DATA SHOWN Start Marker
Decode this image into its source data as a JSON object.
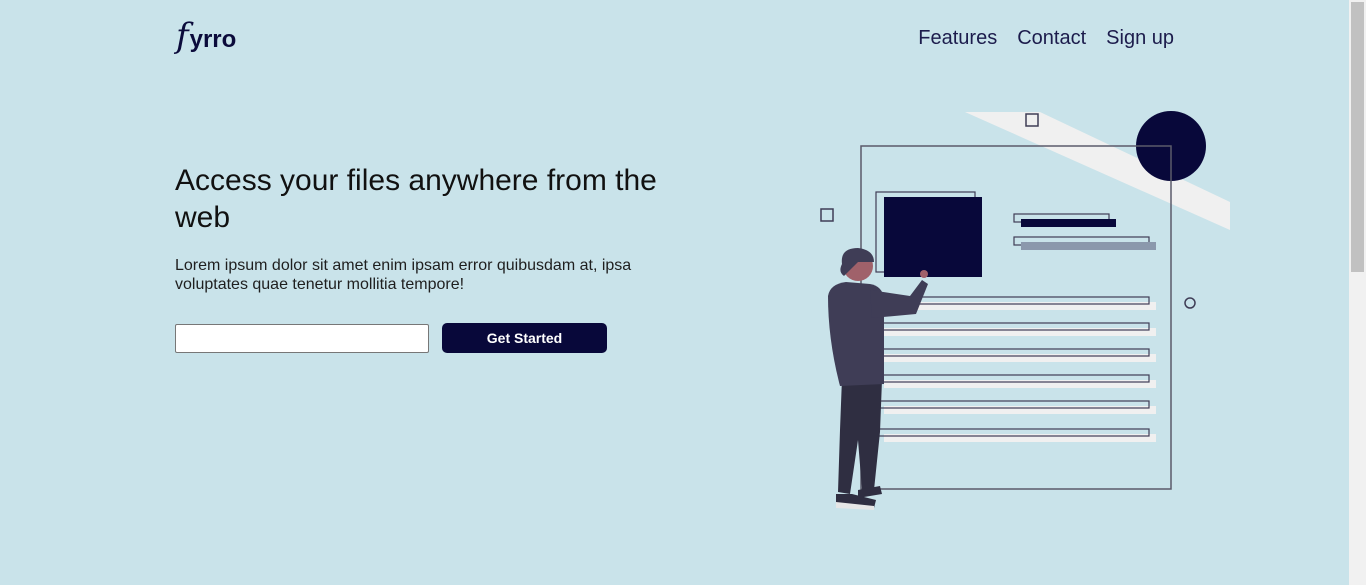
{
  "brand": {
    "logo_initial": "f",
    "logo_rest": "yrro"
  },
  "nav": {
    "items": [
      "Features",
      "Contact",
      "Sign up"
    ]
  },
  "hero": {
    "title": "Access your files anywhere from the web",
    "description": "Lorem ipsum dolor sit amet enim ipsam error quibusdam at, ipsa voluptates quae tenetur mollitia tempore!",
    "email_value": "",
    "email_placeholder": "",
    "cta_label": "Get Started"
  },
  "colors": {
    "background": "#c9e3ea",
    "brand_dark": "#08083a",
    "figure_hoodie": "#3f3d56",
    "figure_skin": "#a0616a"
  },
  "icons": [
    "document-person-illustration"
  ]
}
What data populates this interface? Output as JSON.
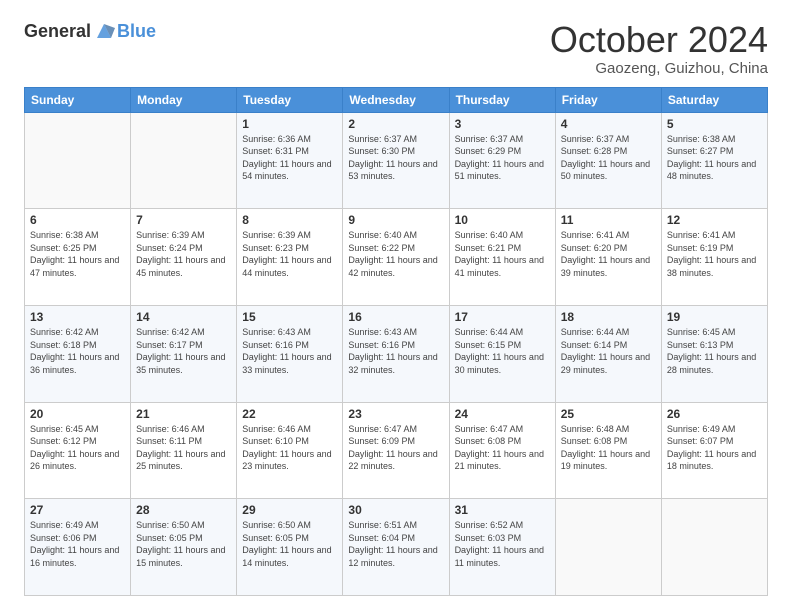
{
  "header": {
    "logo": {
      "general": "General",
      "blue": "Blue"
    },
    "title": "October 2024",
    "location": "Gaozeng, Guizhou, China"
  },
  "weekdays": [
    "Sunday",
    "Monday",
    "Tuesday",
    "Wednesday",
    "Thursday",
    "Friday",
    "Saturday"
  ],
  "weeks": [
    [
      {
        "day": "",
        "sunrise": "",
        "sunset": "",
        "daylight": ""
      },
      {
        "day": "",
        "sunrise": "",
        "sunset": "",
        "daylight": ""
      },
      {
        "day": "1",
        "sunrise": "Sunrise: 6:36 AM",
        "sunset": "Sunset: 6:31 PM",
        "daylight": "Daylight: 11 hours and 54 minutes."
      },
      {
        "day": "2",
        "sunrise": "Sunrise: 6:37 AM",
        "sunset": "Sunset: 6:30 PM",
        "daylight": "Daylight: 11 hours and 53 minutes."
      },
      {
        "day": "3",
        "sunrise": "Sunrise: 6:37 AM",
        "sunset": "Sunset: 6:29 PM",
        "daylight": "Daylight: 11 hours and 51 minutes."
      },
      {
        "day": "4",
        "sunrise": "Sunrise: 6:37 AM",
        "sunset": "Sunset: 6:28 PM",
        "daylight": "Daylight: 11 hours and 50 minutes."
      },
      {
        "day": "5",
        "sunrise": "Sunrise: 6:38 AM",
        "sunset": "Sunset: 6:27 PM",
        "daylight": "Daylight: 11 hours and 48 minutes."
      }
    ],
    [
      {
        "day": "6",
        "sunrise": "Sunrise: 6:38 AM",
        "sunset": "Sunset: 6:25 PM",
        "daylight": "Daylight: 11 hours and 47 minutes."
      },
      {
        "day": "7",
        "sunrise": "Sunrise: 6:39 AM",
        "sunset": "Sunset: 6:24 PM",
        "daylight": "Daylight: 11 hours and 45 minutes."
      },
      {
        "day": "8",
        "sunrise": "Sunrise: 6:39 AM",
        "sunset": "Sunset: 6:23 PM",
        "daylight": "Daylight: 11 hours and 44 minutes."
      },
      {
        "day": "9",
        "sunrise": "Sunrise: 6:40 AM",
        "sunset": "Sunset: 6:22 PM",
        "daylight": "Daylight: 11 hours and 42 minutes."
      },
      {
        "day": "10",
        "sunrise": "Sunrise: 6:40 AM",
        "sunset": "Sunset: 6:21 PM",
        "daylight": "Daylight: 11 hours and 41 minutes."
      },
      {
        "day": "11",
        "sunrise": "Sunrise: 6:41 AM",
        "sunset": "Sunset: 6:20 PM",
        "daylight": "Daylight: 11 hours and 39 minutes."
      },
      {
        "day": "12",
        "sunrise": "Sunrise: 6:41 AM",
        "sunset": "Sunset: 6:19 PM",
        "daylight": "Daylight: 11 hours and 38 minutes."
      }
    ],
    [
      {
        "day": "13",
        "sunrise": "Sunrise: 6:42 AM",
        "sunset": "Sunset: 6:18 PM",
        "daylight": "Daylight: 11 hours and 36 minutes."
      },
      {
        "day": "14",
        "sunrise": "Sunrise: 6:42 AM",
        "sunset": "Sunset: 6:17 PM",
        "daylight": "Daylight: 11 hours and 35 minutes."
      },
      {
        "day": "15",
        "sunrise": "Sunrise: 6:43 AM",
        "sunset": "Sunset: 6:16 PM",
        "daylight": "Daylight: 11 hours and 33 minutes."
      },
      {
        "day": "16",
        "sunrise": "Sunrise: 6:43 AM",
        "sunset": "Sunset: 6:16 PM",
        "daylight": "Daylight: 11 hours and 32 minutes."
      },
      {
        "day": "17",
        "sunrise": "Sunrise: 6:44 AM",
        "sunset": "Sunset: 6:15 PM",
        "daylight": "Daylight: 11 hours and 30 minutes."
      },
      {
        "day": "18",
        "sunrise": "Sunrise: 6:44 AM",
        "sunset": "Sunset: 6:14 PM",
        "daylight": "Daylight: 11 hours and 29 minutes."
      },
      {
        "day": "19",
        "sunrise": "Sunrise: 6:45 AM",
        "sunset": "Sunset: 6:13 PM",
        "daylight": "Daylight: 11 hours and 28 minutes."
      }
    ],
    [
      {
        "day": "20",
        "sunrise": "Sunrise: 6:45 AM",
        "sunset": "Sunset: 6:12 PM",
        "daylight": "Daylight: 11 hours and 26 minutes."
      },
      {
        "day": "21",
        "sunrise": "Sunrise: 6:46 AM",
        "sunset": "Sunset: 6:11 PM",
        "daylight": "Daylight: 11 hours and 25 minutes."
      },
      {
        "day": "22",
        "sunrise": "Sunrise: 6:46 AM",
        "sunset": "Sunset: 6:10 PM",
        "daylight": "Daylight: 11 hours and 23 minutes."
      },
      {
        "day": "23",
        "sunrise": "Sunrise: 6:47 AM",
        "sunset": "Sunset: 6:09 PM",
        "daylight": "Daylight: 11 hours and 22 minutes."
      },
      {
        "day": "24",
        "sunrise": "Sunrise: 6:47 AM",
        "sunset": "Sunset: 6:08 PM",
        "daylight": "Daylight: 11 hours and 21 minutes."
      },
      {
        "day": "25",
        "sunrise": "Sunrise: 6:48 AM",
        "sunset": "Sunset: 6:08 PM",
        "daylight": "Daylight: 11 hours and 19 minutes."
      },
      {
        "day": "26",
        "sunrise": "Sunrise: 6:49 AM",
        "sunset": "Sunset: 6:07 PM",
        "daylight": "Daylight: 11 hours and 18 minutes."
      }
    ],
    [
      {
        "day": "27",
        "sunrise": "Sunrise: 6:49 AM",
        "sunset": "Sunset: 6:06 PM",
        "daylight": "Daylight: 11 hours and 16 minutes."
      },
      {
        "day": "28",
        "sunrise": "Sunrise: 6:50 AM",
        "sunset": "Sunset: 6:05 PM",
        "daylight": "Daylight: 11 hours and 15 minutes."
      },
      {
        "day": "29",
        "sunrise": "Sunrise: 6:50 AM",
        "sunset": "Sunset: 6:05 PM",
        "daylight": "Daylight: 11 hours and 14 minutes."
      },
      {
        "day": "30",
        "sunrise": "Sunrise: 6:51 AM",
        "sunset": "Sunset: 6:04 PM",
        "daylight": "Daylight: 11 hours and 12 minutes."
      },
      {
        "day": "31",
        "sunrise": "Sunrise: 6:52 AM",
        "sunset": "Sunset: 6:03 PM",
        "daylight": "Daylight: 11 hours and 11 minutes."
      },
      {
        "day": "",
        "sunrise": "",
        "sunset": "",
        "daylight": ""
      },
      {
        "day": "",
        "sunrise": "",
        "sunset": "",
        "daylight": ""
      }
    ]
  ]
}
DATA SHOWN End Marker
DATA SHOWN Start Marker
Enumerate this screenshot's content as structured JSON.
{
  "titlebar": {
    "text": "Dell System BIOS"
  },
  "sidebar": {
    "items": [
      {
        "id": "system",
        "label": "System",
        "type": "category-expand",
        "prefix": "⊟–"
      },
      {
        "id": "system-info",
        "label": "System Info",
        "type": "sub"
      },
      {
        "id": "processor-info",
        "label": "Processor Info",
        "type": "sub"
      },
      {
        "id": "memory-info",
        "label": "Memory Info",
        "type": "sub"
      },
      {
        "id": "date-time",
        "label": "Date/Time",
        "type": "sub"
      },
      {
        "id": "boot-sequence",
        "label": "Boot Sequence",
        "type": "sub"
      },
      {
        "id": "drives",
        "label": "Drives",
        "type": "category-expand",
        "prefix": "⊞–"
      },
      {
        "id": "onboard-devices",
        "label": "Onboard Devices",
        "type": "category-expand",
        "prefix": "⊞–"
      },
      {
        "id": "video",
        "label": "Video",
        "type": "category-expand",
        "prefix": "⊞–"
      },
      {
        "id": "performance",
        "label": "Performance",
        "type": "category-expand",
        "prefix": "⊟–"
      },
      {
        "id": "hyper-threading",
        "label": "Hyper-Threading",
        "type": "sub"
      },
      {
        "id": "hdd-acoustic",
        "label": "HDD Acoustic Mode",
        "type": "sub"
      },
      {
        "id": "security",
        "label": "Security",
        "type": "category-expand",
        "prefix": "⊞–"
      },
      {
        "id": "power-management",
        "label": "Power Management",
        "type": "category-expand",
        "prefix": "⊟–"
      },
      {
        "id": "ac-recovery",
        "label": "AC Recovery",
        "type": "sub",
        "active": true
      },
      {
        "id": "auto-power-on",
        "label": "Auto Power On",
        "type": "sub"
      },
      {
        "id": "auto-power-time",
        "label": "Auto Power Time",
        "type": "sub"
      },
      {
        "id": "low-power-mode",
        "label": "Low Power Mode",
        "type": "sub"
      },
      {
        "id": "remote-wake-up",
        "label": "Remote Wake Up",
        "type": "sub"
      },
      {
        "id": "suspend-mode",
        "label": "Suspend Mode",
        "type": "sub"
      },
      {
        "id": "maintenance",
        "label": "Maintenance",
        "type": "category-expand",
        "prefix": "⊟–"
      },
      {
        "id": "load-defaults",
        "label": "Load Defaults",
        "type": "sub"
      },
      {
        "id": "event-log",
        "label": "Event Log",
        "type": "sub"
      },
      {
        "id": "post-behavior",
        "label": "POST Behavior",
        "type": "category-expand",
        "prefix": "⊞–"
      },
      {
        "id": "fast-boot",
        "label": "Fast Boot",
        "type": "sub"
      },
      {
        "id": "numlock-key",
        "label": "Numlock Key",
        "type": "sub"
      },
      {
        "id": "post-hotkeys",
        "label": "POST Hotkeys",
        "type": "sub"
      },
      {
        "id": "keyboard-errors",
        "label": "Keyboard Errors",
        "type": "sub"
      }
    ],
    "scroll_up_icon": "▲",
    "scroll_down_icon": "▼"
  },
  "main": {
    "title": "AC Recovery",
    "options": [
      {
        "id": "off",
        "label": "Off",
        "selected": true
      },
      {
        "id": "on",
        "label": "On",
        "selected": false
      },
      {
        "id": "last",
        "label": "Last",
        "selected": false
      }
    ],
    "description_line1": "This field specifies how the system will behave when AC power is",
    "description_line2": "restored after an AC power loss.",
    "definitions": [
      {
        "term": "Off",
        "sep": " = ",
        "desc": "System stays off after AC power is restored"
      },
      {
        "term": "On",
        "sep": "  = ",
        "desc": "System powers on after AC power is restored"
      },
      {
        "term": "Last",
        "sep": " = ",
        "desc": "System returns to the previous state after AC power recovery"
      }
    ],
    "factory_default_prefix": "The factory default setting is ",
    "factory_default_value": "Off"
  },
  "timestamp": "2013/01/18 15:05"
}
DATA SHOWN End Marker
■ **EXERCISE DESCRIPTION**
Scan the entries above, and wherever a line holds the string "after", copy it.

■ **RESULT FOR THIS EXERCISE**
    "description_line2": "restored after an AC power loss.",
        "desc": "System stays off after AC power is restored"
        "desc": "System powers on after AC power is restored"
        "desc": "System returns to the previous state after AC power recovery"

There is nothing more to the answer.